- [Task]: Can you restate the records below word for word?

(Entries from a dataset of interfaces)
::::::::::

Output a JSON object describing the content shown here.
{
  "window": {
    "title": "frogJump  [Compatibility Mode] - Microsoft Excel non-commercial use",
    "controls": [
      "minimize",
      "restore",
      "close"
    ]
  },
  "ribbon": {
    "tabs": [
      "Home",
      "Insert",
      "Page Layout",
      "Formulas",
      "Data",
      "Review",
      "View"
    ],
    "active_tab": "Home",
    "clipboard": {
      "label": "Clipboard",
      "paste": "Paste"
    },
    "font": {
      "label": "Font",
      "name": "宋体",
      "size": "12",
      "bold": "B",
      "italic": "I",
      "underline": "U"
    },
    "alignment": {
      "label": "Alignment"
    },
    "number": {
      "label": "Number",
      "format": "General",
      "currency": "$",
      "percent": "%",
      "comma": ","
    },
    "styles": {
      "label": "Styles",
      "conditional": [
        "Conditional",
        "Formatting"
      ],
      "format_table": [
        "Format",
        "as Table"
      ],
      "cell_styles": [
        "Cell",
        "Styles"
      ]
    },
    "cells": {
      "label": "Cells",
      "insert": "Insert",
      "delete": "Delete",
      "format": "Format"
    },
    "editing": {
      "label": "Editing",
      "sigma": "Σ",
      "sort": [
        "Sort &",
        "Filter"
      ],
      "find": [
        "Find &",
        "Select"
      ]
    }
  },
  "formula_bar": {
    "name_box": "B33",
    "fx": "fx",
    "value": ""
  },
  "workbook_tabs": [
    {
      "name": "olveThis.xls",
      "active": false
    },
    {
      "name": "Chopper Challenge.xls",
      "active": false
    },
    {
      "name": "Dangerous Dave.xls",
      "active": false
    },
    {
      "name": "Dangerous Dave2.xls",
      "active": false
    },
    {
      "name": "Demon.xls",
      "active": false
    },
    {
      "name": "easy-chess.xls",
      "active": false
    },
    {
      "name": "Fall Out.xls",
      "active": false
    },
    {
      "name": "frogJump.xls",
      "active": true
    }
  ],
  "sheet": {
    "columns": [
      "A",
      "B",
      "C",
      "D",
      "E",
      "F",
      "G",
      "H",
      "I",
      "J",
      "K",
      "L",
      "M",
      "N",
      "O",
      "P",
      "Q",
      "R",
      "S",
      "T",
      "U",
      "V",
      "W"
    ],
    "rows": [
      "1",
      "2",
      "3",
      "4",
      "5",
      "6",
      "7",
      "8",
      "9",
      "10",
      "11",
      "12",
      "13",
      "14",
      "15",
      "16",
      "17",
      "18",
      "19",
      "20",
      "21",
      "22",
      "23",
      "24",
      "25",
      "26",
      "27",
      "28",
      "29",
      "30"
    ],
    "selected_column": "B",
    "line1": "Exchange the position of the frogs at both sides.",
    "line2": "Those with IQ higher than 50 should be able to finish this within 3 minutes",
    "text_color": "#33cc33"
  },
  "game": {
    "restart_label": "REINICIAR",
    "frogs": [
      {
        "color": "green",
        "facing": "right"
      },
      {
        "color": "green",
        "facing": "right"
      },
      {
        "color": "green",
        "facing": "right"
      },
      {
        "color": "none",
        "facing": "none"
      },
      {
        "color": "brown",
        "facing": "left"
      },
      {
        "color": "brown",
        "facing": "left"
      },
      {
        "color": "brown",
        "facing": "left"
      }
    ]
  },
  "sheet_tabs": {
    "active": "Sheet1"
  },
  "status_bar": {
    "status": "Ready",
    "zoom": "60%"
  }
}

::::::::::

- [Answer section]:
Output a JSON object describing the content shown here.
{
  "window": {
    "title": "frogJump  [Compatibility Mode] - Microsoft Excel non-commercial use",
    "controls": [
      "minimize",
      "restore",
      "close"
    ]
  },
  "ribbon": {
    "tabs": [
      "Home",
      "Insert",
      "Page Layout",
      "Formulas",
      "Data",
      "Review",
      "View"
    ],
    "active_tab": "Home",
    "clipboard": {
      "label": "Clipboard",
      "paste": "Paste"
    },
    "font": {
      "label": "Font",
      "name": "宋体",
      "size": "12",
      "bold": "B",
      "italic": "I",
      "underline": "U"
    },
    "alignment": {
      "label": "Alignment"
    },
    "number": {
      "label": "Number",
      "format": "General",
      "currency": "$",
      "percent": "%",
      "comma": ","
    },
    "styles": {
      "label": "Styles",
      "conditional": [
        "Conditional",
        "Formatting"
      ],
      "format_table": [
        "Format",
        "as Table"
      ],
      "cell_styles": [
        "Cell",
        "Styles"
      ]
    },
    "cells": {
      "label": "Cells",
      "insert": "Insert",
      "delete": "Delete",
      "format": "Format"
    },
    "editing": {
      "label": "Editing",
      "sigma": "Σ",
      "sort": [
        "Sort &",
        "Filter"
      ],
      "find": [
        "Find &",
        "Select"
      ]
    }
  },
  "formula_bar": {
    "name_box": "B33",
    "fx": "fx",
    "value": ""
  },
  "workbook_tabs": [
    {
      "name": "olveThis.xls",
      "active": false
    },
    {
      "name": "Chopper Challenge.xls",
      "active": false
    },
    {
      "name": "Dangerous Dave.xls",
      "active": false
    },
    {
      "name": "Dangerous Dave2.xls",
      "active": false
    },
    {
      "name": "Demon.xls",
      "active": false
    },
    {
      "name": "easy-chess.xls",
      "active": false
    },
    {
      "name": "Fall Out.xls",
      "active": false
    },
    {
      "name": "frogJump.xls",
      "active": true
    }
  ],
  "sheet": {
    "columns": [
      "A",
      "B",
      "C",
      "D",
      "E",
      "F",
      "G",
      "H",
      "I",
      "J",
      "K",
      "L",
      "M",
      "N",
      "O",
      "P",
      "Q",
      "R",
      "S",
      "T",
      "U",
      "V",
      "W"
    ],
    "rows": [
      "1",
      "2",
      "3",
      "4",
      "5",
      "6",
      "7",
      "8",
      "9",
      "10",
      "11",
      "12",
      "13",
      "14",
      "15",
      "16",
      "17",
      "18",
      "19",
      "20",
      "21",
      "22",
      "23",
      "24",
      "25",
      "26",
      "27",
      "28",
      "29",
      "30"
    ],
    "selected_column": "B",
    "line1": "Exchange the position of the frogs at both sides.",
    "line2": "Those with IQ higher than 50 should be able to finish this within 3 minutes",
    "text_color": "#33cc33"
  },
  "game": {
    "restart_label": "REINICIAR",
    "frogs": [
      {
        "color": "green",
        "facing": "right"
      },
      {
        "color": "green",
        "facing": "right"
      },
      {
        "color": "green",
        "facing": "right"
      },
      {
        "color": "none",
        "facing": "none"
      },
      {
        "color": "brown",
        "facing": "left"
      },
      {
        "color": "brown",
        "facing": "left"
      },
      {
        "color": "brown",
        "facing": "left"
      }
    ]
  },
  "sheet_tabs": {
    "active": "Sheet1"
  },
  "status_bar": {
    "status": "Ready",
    "zoom": "60%"
  }
}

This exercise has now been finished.